Looking sharp 😎. We've split our form and card containers into organized columns, and we have the start to a wonderful webpage. The boilerplate project that we're working out of includes some basic CSS styling for this card layout, but we'll be tackling customization with CSS shortly so don't worry if this doesn't quite fit your vision.
If you want to dive deeper into the world of structuring your HTML layout using CSS, you can learn about building your own grid system, or I encourage you to explore Flexbox or CSS Grid as newer alternatives to using a grid framework.
Stretch Goal: Using Git to Manage Your Project
While it's in no way necessary for this project, learning the basics of Git early on will help you build your skills using the best practices of professional developers.

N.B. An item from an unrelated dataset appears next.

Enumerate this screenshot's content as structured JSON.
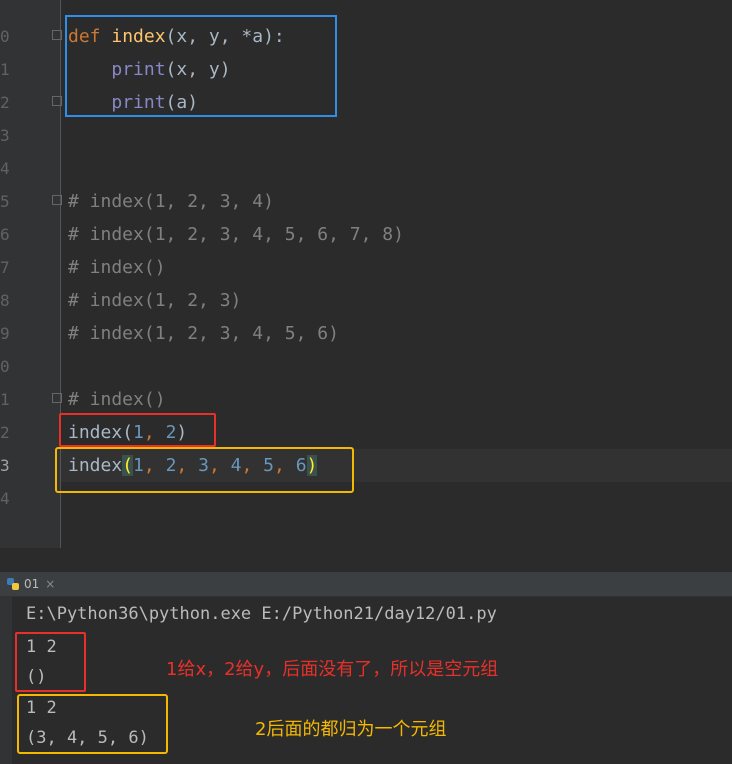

Try learning enough about Git to manage your project on Github using Git from the Command Line (😅)!
Git is used for something called Version Control which allows developers to easily keep track of project versions, see changes between old and new code files, segment projects into branches and so much more. Git is most often used as a Command Line Tool, which at first can seem intimdating but very quickly makes you feel VERY COOL. Like hackerman cool.
To get started, you'll need to download Git and get familiar with the basic commands. You can get Git direct from the source here or take a look through Git - the simple guide. If you want to dive a even deeper, make your way through Git-it, a simple tutorial that walks you through how to leverage the benefits of using Git.
Try cloning the boilerplate repository from the command line:
git clone https://github.com/drhaliburton/card-generator-boilerplate